▶ _Work instructions_
Pull every line that includes the word "icon" from the data.

(Records contained in a dataset)
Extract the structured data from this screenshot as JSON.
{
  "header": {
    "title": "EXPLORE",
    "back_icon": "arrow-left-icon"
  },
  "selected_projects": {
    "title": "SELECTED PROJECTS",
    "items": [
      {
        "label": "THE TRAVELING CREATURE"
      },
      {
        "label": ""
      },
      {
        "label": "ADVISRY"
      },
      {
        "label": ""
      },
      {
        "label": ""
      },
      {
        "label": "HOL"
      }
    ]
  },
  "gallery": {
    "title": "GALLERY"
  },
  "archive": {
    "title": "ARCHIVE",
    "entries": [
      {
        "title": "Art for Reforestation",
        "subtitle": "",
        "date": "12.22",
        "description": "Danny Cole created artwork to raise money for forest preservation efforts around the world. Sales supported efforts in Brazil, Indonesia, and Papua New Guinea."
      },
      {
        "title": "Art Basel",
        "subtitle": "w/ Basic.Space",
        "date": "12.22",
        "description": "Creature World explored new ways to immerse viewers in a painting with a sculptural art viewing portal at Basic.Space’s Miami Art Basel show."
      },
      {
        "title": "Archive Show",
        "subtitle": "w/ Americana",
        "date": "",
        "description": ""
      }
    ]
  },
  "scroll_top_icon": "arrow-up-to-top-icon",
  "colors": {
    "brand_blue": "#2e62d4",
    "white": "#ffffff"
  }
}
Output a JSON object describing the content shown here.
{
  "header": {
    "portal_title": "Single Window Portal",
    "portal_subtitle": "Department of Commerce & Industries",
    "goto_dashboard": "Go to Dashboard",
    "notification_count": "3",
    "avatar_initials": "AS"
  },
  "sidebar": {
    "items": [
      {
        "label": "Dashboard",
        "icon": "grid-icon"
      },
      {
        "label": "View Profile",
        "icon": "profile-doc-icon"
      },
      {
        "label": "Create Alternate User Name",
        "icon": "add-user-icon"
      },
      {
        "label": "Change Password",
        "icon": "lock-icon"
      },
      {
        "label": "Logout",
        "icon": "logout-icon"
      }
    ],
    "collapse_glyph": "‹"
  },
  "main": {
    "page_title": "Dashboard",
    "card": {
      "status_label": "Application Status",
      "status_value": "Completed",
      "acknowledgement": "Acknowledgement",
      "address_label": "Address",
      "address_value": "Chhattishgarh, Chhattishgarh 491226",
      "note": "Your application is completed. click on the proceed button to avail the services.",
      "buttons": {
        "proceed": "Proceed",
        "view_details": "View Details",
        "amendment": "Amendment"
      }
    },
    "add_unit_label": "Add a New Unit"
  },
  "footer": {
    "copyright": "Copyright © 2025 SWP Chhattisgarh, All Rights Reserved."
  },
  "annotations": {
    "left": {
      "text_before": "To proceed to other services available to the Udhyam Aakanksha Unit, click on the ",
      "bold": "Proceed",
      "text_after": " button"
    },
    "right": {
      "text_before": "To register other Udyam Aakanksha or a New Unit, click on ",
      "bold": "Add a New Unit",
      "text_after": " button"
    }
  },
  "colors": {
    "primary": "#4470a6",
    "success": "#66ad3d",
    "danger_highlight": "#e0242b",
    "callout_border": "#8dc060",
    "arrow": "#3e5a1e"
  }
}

▶ _Exercise output_
    "back_icon": "arrow-left-icon"
  "scroll_top_icon": "arrow-up-to-top-icon",
        "icon": "grid-icon"
        "icon": "profile-doc-icon"
        "icon": "add-user-icon"
        "icon": "lock-icon"
        "icon": "logout-icon"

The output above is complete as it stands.